When I first started streaming, as a lover of Greek mythology my first username attempt was "Nymph"... Something that hastily changed after my first streams! It was a tough lesson in awareness and self image.
Twitch names can be changed, but it's damaging to have to change it further down the line. Your personality is a massive part of your brand, so bonus points if you can integrate something you love that sets you apart from the herd.
The Big Entrance
When I did my first stream, I pictured myself as the pinnacle of poker, probably coming first or at least final tabling in a minimum buy-in tournament and definitely having more than one viewer. Turns out, I'm an idiot.
Your first stream, or streams, will really be a case of you ironing out any technical issues, adding things like extensions, widgets and counters (sites such as streamlabs are a great help here) and figuring out how to smoothly transition between tables.
Don't worry if your first streams are not incredible, you'll figure it out, just don't be afraid to be yourself (unless you're an a**hole, then feel free to be somebody else).
Within poker, you can choose to stick to one format, or play them all, both will have different appeals to different audiences. Love playing Zoom? You'll attract the hardcore grinders. Prefer to play mid-stakes tournaments? You'll find yourself mingling with the thrill seeking crowd.
I personally prefer tournaments and streamed them because it's what I found the most fun, but have found myself leaning more into cash games the more I learn. Your stream will evolve with you and your playstyle. Don't be afraid to try new things and experiment.
Streaming Into The Abyss
Sometimes you are going to have no viewers. Absolutely none. Zero. Not even your Mother.
So what do you do?
Honestly, I'd suggest making yourself the most interesting lonely person ever. You should be streaming the same content to one viewer as you would stream to 1,000 viewers - every viewer deserves the same effort and respect.
Some streams, especially after breaks, you'll see a massive drop in viewership which can be discouraging - don't let it get you down, it happens to everyone. Keep talking through what you're doing, play your favourite music or if you're really struggling drop into a Discord call with a friend - anything to keep it going.
You're playing a numbers game, the more you stream, the more opportunities people have to find you, and the more opportunities you have to retain viewers.
This is also a great time to trial viewer building stream tactics, such as 24 hour streams (in the case of the insane ArlieShaban, 36+ hours) or coming up with charitable and fun ideas that draw people into your channel.
Any streamer worth their chips will tell you about the hours they had to put in to make an impact. Be realistic, most streamers don't make it past 5-10 concurrent viewers - set small goals and build from there.
There are some great resources out there that demonstrate average growth, such as SullyGnome but they all show the same thing - time and patience really pay off.
How to make friends and host people

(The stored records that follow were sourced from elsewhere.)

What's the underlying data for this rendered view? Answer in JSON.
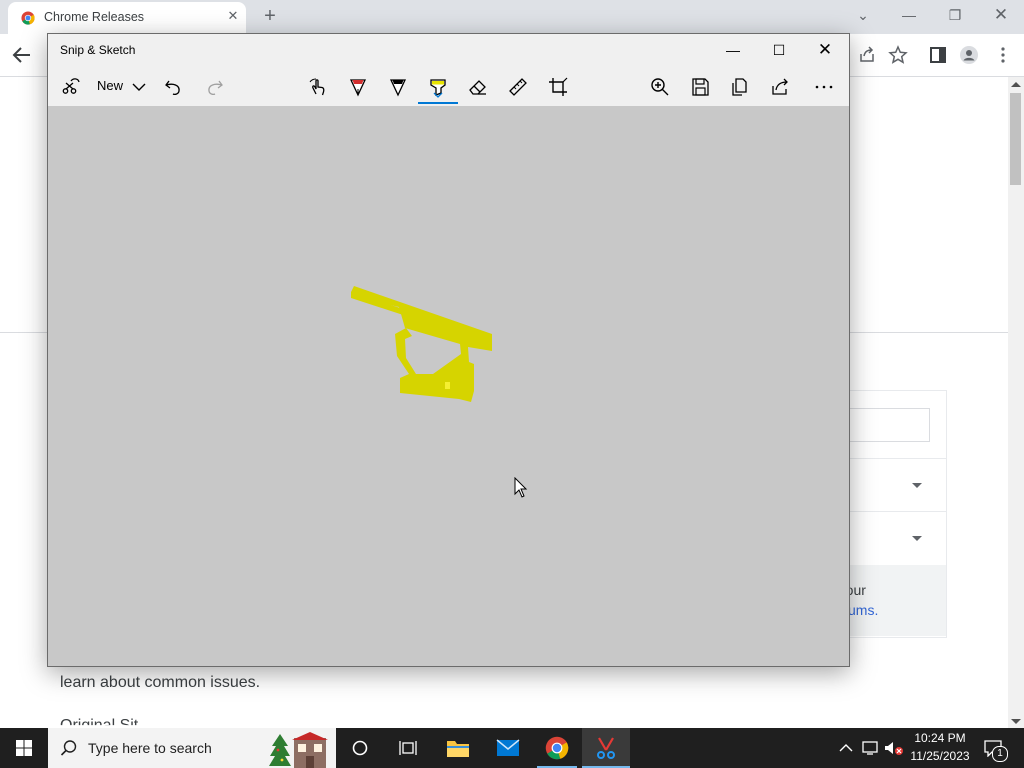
{
  "browser": {
    "tab_title": "Chrome Releases",
    "new_tab_label": "+",
    "page_text": {
      "side_line1": "k in our",
      "side_line2": "ums.",
      "body_line1": "learn about common issues.",
      "body_line2": "Original Sit..."
    }
  },
  "snip": {
    "title": "Snip & Sketch",
    "new_label": "New",
    "active_tool": "highlighter",
    "highlight_color": "#d8d400"
  },
  "taskbar": {
    "search_placeholder": "Type here to search",
    "time": "10:24 PM",
    "date": "11/25/2023",
    "notification_count": "1"
  }
}
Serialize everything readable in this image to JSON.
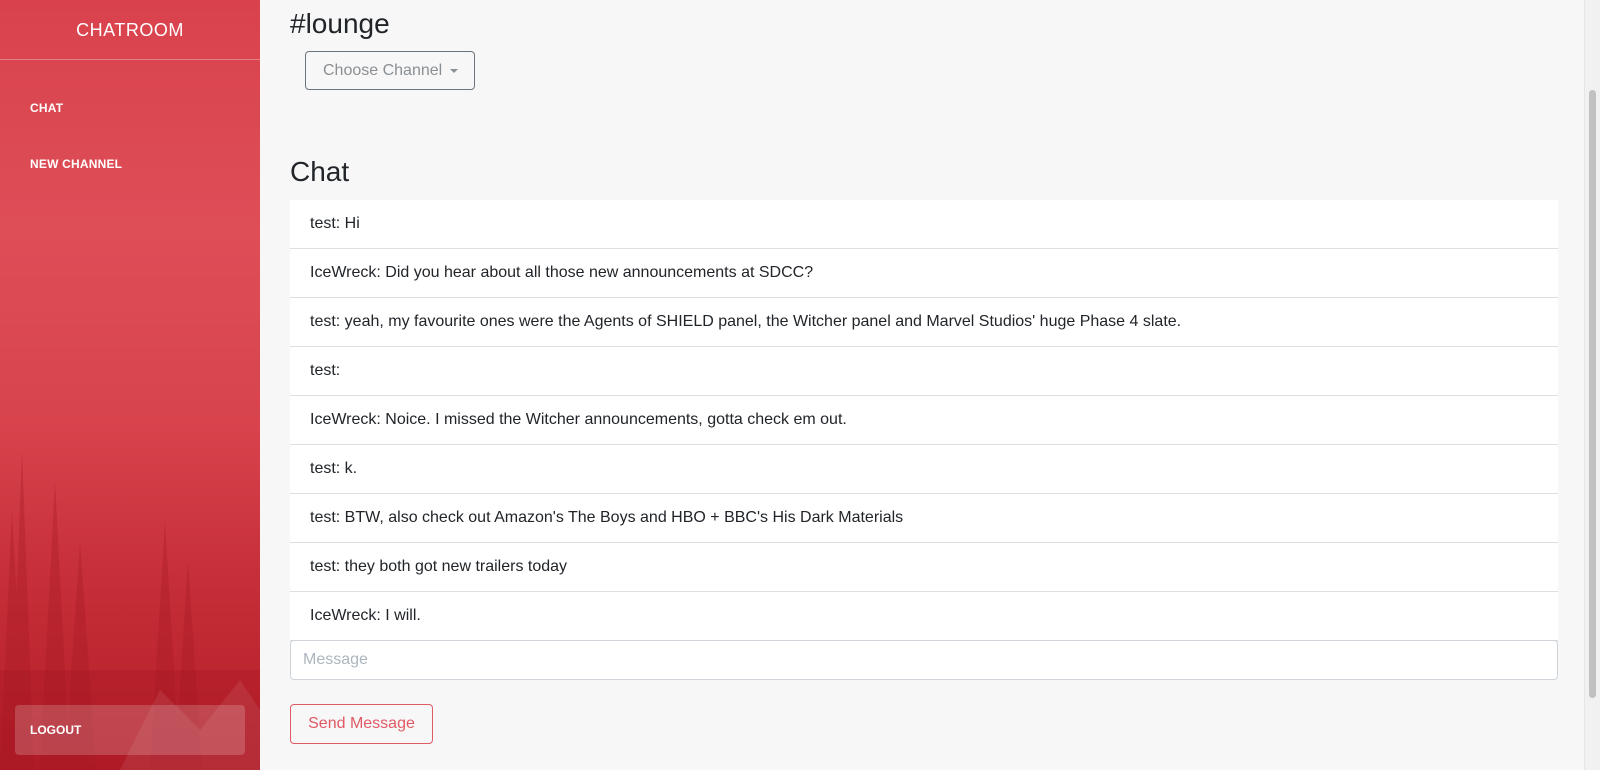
{
  "sidebar": {
    "brand": "CHATROOM",
    "items": [
      {
        "label": "CHAT"
      },
      {
        "label": "NEW CHANNEL"
      }
    ],
    "logout_label": "LOGOUT"
  },
  "main": {
    "channel_title": "#lounge",
    "channel_dropdown_label": "Choose Channel",
    "chat_title": "Chat",
    "messages": [
      "test: Hi",
      "IceWreck: Did you hear about all those new announcements at SDCC?",
      "test: yeah, my favourite ones were the Agents of SHIELD panel, the Witcher panel and Marvel Studios' huge Phase 4 slate.",
      "test:",
      "IceWreck: Noice. I missed the Witcher announcements, gotta check em out.",
      "test: k.",
      "test: BTW, also check out Amazon's The Boys and HBO + BBC's His Dark Materials",
      "test: they both got new trailers today",
      "IceWreck: I will."
    ],
    "message_input": {
      "value": "",
      "placeholder": "Message"
    },
    "send_label": "Send Message"
  },
  "colors": {
    "sidebar_accent": "#d9424c",
    "button_accent": "#e05a66",
    "background": "#f7f7f7"
  }
}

On Twitch, it's important to find your tribe. Small streamers are incredibly supportive of each other, so during your downtime it's worth finding other streamers who play your format and get chatting in their stream. They'll appreciate the interaction, and friends are one of your greatest assets - you'll get to celebrate in each other's successes, and support each other during the pitfalls.
Hosting each other is also great exposure for you both and can easily be done via your Twitch dashboard. It's also great to bring an audience in from outside of Twitch, even if it's just a few mates or your long-suffering parents. It's a big boost to begin with your own little audience and start to build your community.
Leash your bankroll - Poker streaming
Lastly, when playing Poker on Twitch, you do need to be mindful of your bankroll, and I'd suggest keeping a small spreadsheet of wins and losses. Streaming is stressful and distracting, so don't expect to be winning EPT amounts, but keeping track will help you to play responsibly. You can integrate this into your stream, with fun events like bankroll challenges to keep yourself on track and keep your mind on your money.